[Element data from apps and pages]
------------------------------------------------------------

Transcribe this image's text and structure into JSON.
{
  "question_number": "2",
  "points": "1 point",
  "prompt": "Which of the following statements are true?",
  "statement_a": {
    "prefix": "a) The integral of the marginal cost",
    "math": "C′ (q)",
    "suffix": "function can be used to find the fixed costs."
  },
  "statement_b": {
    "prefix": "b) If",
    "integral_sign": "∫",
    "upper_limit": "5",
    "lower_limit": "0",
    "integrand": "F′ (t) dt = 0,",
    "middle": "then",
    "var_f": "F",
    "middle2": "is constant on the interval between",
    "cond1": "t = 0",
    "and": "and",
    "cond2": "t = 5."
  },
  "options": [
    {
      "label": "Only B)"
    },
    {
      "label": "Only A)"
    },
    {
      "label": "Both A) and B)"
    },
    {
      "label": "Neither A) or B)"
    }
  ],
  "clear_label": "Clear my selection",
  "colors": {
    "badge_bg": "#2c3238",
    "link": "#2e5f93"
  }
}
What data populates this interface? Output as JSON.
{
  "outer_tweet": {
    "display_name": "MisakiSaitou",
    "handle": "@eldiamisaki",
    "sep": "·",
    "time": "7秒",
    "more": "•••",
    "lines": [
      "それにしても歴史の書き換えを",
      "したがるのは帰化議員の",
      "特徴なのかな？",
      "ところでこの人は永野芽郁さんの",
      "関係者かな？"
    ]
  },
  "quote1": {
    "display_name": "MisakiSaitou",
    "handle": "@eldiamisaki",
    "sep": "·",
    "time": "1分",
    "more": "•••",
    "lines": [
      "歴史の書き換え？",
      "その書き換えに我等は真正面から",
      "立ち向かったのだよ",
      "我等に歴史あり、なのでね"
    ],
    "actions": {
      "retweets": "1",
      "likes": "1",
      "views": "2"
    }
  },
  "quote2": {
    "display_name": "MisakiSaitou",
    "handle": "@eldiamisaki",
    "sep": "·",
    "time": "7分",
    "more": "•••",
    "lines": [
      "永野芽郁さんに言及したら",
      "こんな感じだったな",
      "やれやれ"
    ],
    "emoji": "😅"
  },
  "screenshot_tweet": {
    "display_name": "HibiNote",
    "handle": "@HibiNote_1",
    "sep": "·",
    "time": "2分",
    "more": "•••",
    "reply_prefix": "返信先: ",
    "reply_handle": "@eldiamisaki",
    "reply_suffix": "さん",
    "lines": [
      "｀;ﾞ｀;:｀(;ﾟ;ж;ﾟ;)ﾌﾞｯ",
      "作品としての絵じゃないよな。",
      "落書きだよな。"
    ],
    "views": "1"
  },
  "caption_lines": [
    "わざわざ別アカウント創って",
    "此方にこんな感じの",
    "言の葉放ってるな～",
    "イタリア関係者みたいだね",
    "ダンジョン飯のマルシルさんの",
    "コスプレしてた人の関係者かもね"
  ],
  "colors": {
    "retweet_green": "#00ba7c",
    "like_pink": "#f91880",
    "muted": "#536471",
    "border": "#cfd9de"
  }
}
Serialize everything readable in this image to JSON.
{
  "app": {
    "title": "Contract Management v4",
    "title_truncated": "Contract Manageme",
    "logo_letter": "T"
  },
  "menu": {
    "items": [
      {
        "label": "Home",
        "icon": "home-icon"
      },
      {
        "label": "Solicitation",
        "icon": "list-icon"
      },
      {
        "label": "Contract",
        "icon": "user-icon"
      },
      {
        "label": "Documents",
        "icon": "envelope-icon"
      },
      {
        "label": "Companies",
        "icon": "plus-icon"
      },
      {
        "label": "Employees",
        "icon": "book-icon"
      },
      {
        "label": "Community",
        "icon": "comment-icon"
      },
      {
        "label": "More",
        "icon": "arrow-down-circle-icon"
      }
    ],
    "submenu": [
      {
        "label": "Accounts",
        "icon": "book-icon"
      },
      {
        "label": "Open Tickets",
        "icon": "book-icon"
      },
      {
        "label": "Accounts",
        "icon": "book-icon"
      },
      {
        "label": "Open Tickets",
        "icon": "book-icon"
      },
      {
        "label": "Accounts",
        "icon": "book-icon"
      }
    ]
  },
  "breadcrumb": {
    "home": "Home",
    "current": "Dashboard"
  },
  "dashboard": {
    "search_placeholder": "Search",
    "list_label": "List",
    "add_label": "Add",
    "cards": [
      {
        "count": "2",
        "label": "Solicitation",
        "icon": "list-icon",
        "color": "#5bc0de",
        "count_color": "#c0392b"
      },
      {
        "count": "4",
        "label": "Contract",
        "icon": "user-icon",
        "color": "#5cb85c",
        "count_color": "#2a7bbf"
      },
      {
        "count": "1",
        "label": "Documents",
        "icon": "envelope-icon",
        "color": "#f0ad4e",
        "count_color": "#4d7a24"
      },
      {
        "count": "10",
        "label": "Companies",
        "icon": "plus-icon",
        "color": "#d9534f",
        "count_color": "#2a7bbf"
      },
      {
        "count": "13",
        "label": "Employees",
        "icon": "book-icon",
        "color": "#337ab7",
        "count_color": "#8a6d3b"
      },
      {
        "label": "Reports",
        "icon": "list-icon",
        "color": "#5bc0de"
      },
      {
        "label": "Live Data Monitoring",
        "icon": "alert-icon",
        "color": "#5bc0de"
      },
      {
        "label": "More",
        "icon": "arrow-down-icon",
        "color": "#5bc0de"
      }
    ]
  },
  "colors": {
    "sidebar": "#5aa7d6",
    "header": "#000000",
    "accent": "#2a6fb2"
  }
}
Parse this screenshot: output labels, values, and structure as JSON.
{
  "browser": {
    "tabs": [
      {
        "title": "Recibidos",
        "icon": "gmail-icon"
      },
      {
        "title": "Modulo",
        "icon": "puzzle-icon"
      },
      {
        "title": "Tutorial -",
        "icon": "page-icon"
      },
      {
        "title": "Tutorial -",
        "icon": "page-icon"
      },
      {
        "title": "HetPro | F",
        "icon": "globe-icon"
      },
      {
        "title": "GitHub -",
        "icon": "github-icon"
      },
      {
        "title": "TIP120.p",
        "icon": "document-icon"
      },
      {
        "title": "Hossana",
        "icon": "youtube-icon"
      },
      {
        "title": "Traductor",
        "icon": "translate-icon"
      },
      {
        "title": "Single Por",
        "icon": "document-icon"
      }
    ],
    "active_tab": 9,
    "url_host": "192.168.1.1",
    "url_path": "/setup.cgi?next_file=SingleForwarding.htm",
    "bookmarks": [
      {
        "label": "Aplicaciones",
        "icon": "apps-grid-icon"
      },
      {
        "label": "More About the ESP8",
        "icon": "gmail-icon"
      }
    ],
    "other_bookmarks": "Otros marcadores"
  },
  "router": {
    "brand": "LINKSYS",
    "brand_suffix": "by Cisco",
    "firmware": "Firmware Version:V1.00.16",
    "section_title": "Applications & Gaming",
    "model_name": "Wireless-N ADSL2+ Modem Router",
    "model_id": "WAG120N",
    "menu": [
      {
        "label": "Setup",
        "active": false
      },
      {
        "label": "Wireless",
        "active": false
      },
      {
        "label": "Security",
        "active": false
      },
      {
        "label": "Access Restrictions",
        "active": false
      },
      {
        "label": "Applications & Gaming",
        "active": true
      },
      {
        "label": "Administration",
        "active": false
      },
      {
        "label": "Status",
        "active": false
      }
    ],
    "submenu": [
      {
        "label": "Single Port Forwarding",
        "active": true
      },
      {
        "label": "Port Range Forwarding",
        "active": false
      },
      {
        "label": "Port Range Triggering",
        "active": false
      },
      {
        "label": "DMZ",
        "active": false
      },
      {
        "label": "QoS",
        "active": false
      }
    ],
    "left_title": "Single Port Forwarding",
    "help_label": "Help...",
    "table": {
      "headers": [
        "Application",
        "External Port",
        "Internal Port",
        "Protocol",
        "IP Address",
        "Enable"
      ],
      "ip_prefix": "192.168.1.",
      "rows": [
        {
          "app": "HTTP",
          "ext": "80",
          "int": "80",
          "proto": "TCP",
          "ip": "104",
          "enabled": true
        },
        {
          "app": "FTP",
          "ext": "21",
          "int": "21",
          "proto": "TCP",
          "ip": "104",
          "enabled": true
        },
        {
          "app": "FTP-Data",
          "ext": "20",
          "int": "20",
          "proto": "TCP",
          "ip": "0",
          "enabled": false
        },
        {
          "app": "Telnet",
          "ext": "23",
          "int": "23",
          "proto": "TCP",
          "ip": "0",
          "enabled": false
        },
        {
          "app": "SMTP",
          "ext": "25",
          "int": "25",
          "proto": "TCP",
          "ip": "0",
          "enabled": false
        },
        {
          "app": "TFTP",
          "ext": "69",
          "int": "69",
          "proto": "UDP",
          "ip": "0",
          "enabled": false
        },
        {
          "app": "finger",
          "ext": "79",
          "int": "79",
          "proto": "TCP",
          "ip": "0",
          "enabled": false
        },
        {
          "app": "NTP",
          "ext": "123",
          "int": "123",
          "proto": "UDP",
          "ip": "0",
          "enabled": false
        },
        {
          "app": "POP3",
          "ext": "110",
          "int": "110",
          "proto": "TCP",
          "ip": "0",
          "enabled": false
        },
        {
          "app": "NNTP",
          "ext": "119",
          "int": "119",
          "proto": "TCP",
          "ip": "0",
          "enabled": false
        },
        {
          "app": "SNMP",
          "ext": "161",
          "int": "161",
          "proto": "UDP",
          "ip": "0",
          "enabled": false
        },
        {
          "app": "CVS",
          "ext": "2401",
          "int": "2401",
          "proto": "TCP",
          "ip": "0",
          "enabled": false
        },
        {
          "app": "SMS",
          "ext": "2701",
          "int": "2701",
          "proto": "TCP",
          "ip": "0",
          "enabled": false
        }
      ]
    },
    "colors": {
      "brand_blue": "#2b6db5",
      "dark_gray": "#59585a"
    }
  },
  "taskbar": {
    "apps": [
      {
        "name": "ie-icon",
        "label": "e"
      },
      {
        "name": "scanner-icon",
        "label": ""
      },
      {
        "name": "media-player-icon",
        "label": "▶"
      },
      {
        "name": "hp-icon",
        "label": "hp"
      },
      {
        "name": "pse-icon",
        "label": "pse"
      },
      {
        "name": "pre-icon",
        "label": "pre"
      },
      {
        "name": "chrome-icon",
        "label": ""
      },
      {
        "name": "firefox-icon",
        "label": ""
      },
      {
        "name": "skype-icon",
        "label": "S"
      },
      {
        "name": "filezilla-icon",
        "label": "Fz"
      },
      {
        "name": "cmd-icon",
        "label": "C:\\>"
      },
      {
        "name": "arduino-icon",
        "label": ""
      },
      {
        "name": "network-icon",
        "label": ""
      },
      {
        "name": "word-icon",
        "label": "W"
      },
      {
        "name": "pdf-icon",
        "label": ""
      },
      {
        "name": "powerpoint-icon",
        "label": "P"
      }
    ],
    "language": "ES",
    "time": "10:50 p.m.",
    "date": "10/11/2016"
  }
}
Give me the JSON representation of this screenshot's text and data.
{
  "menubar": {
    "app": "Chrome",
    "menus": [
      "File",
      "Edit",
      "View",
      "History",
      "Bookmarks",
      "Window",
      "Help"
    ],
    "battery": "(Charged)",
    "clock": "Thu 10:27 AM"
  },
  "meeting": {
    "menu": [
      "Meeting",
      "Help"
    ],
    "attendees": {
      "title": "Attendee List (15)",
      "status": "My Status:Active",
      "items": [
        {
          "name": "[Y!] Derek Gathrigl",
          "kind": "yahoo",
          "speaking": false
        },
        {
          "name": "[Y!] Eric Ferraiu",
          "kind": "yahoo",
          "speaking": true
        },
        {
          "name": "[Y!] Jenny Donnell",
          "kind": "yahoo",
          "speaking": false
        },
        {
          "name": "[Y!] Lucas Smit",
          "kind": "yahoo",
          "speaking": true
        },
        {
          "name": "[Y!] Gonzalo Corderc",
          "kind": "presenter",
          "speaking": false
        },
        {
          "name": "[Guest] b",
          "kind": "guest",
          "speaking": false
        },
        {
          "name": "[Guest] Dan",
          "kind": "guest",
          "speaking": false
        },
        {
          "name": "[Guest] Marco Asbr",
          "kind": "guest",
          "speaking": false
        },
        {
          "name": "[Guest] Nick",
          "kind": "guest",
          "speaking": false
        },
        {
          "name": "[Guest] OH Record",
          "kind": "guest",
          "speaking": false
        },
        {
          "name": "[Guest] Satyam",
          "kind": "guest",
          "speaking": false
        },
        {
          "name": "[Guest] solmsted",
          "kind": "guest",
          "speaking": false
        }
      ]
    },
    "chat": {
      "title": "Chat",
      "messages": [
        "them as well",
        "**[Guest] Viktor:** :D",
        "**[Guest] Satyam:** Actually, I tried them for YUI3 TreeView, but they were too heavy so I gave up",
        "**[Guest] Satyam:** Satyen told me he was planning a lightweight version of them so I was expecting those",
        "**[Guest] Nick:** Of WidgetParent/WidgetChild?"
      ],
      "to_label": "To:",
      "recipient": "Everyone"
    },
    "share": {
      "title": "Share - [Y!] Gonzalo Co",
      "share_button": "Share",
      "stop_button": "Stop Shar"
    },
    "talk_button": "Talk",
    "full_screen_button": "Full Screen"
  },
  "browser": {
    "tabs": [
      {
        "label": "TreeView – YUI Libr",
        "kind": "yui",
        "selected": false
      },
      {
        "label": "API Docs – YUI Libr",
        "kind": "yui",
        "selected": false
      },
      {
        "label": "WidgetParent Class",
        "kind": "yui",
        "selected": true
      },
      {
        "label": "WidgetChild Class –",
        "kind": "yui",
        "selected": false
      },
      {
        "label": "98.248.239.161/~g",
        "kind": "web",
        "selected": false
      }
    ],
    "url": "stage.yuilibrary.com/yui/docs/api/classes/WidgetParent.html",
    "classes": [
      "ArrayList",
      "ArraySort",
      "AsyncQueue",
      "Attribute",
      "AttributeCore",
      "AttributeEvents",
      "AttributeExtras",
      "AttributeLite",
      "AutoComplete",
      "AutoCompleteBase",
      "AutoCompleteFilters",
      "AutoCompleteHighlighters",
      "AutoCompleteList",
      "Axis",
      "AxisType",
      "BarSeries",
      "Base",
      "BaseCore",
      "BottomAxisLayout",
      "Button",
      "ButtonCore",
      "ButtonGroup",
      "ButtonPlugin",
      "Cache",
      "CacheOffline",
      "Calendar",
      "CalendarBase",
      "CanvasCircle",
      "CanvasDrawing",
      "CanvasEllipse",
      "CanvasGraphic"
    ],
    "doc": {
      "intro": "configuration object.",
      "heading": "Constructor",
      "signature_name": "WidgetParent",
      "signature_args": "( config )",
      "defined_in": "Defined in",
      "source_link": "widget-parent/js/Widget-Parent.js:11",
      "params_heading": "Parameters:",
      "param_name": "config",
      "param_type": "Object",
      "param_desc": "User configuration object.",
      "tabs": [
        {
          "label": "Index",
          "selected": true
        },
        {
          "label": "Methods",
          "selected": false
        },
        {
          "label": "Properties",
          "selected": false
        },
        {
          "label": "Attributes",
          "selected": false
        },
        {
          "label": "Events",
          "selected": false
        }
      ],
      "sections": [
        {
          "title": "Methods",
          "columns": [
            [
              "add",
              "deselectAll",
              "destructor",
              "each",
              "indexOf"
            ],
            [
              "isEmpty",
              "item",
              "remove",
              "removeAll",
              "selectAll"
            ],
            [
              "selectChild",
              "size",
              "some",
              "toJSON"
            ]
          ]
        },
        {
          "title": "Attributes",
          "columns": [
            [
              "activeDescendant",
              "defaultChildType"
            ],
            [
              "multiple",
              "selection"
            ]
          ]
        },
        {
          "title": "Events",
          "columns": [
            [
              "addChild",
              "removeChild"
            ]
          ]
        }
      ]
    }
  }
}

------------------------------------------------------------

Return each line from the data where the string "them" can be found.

Exercise response:
        "them as well",
        "**[Guest] Satyam:** Actually, I tried them for YUI3 TreeView, but they were too heavy so I gave up",
        "**[Guest] Satyam:** Satyen told me he was planning a lightweight version of them so I was expecting those",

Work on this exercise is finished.